> Exercise directions
Which lines of the listing below contain the word "tiền"? Copy each of them.

*** Block opens ***

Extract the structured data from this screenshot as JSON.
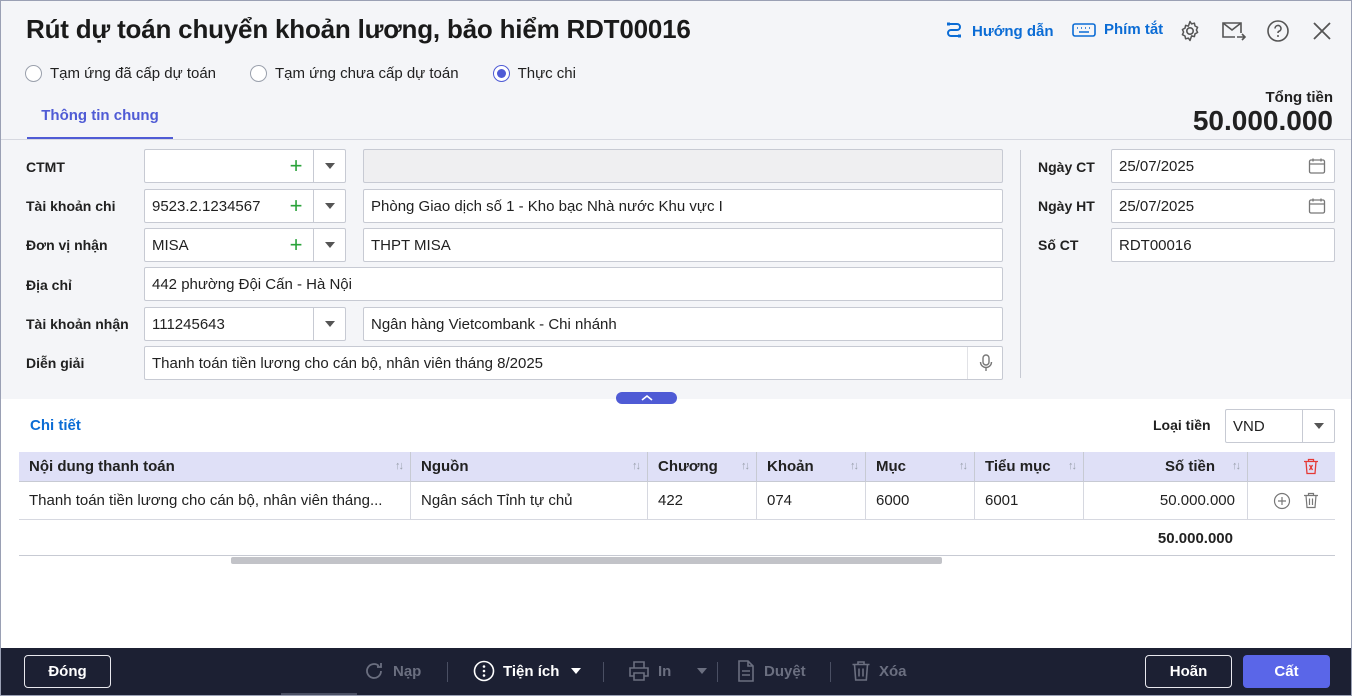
{
  "title": "Rút dự toán chuyển khoản lương, bảo hiểm RDT00016",
  "header_actions": {
    "guide_label": "Hướng dẫn",
    "shortcuts_label": "Phím tắt"
  },
  "payment_types": [
    {
      "label": "Tạm ứng đã cấp dự toán",
      "selected": false
    },
    {
      "label": "Tạm ứng chưa cấp dự toán",
      "selected": false
    },
    {
      "label": "Thực chi",
      "selected": true
    }
  ],
  "tab_general": "Thông tin chung",
  "total": {
    "label": "Tổng tiền",
    "value": "50.000.000"
  },
  "form": {
    "ctmt": {
      "label": "CTMT",
      "code": "",
      "name": ""
    },
    "account_out": {
      "label": "Tài khoản chi",
      "code": "9523.2.1234567",
      "name": "Phòng Giao dịch số 1 - Kho bạc Nhà nước Khu vực I"
    },
    "receiver": {
      "label": "Đơn vị nhận",
      "code": "MISA",
      "name": "THPT MISA"
    },
    "address": {
      "label": "Địa chỉ",
      "value": "442 phường Đội Cấn - Hà Nội"
    },
    "account_in": {
      "label": "Tài khoản nhận",
      "code": "111245643",
      "name": "Ngân hàng Vietcombank - Chi nhánh"
    },
    "description": {
      "label": "Diễn giải",
      "value": "Thanh toán tiền lương cho cán bộ, nhân viên tháng 8/2025"
    }
  },
  "doc_info": {
    "doc_date": {
      "label": "Ngày CT",
      "value": "25/07/2025"
    },
    "post_date": {
      "label": "Ngày HT",
      "value": "25/07/2025"
    },
    "doc_no": {
      "label": "Số CT",
      "value": "RDT00016"
    }
  },
  "detail": {
    "title": "Chi tiết",
    "currency_label": "Loại tiền",
    "currency_value": "VND",
    "columns": [
      "Nội dung thanh toán",
      "Nguồn",
      "Chương",
      "Khoản",
      "Mục",
      "Tiểu mục",
      "Số tiền"
    ],
    "rows": [
      [
        "Thanh toán tiền lương cho cán bộ, nhân viên tháng...",
        "Ngân sách Tỉnh tự chủ",
        "422",
        "074",
        "6000",
        "6001",
        "50.000.000"
      ]
    ],
    "footer_total": "50.000.000"
  },
  "toolbar": {
    "close_label": "Đóng",
    "reload_label": "Nạp",
    "utilities_label": "Tiện ích",
    "print_label": "In",
    "approve_label": "Duyệt",
    "delete_label": "Xóa",
    "cancel_label": "Hoãn",
    "save_label": "Cất"
  },
  "colors": {
    "accent": "#4f5bd5",
    "link": "#0b6cd5",
    "bar": "#1c2033",
    "add": "#2aa33a",
    "delete": "#e53935"
  }
}
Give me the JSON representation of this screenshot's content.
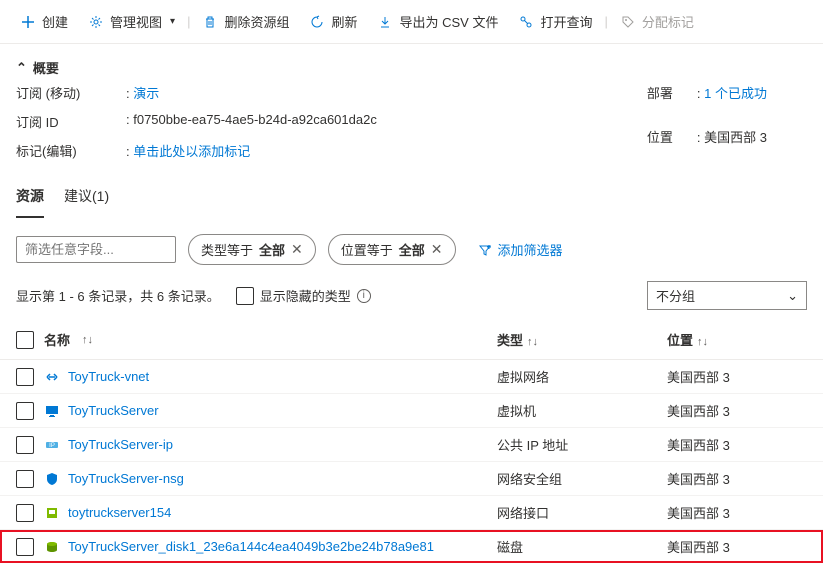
{
  "toolbar": {
    "create": "创建",
    "manage_view": "管理视图",
    "delete_rg": "删除资源组",
    "refresh": "刷新",
    "export_csv": "导出为 CSV 文件",
    "open_query": "打开查询",
    "assign_tags": "分配标记"
  },
  "summary": {
    "header": "概要",
    "subscription_label": "订阅 (移动)",
    "subscription_value": "演示",
    "subscription_id_label": "订阅 ID",
    "subscription_id_value": "f0750bbe-ea75-4ae5-b24d-a92ca601da2c",
    "tags_label": "标记(编辑)",
    "tags_value": "单击此处以添加标记",
    "deployments_label": "部署",
    "deployments_value": "1 个已成功",
    "location_label": "位置",
    "location_value": "美国西部 3"
  },
  "tabs": {
    "resources": "资源",
    "suggestions": "建议(1)"
  },
  "filter": {
    "placeholder": "筛选任意字段...",
    "type_pill_prefix": "类型等于 ",
    "type_pill_value": "全部",
    "location_pill_prefix": "位置等于 ",
    "location_pill_value": "全部",
    "add_filter": "添加筛选器"
  },
  "list_controls": {
    "record_text": "显示第 1 - 6 条记录，共 6 条记录。",
    "show_hidden": "显示隐藏的类型",
    "group_by": "不分组"
  },
  "columns": {
    "name": "名称",
    "type": "类型",
    "location": "位置"
  },
  "resources": [
    {
      "name": "ToyTruck-vnet",
      "type": "虚拟网络",
      "location": "美国西部 3",
      "icon": "vnet"
    },
    {
      "name": "ToyTruckServer",
      "type": "虚拟机",
      "location": "美国西部 3",
      "icon": "vm"
    },
    {
      "name": "ToyTruckServer-ip",
      "type": "公共 IP 地址",
      "location": "美国西部 3",
      "icon": "ip"
    },
    {
      "name": "ToyTruckServer-nsg",
      "type": "网络安全组",
      "location": "美国西部 3",
      "icon": "nsg"
    },
    {
      "name": "toytruckserver154",
      "type": "网络接口",
      "location": "美国西部 3",
      "icon": "nic"
    },
    {
      "name": "ToyTruckServer_disk1_23e6a144c4ea4049b3e2be24b78a9e81",
      "type": "磁盘",
      "location": "美国西部 3",
      "icon": "disk"
    }
  ]
}
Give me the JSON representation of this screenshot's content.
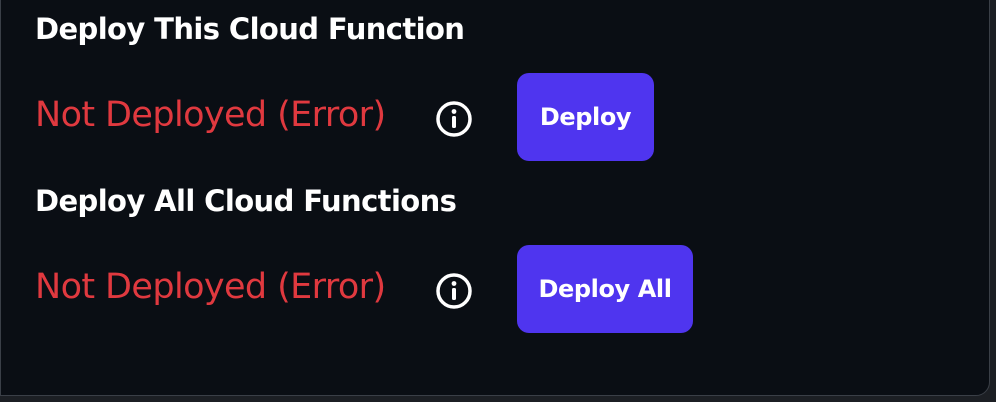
{
  "deploy_single": {
    "title": "Deploy This Cloud Function",
    "status": "Not Deployed (Error)",
    "button_label": "Deploy"
  },
  "deploy_all": {
    "title": "Deploy All Cloud Functions",
    "status": "Not Deployed (Error)",
    "button_label": "Deploy All"
  },
  "colors": {
    "panel_bg": "#0a0e14",
    "error_text": "#e0393f",
    "button_bg": "#4f35ef",
    "title_text": "#ffffff"
  },
  "icons": {
    "status_info": "info-circle-icon"
  }
}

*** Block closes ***

> Task output
    "label": "Tổng tiền",
      "value": "Thanh toán tiền lương cho cán bộ, nhân viên tháng 8/2025"
    "currency_label": "Loại tiền",
      "Số tiền"
        "Thanh toán tiền lương cho cán bộ, nhân viên tháng...",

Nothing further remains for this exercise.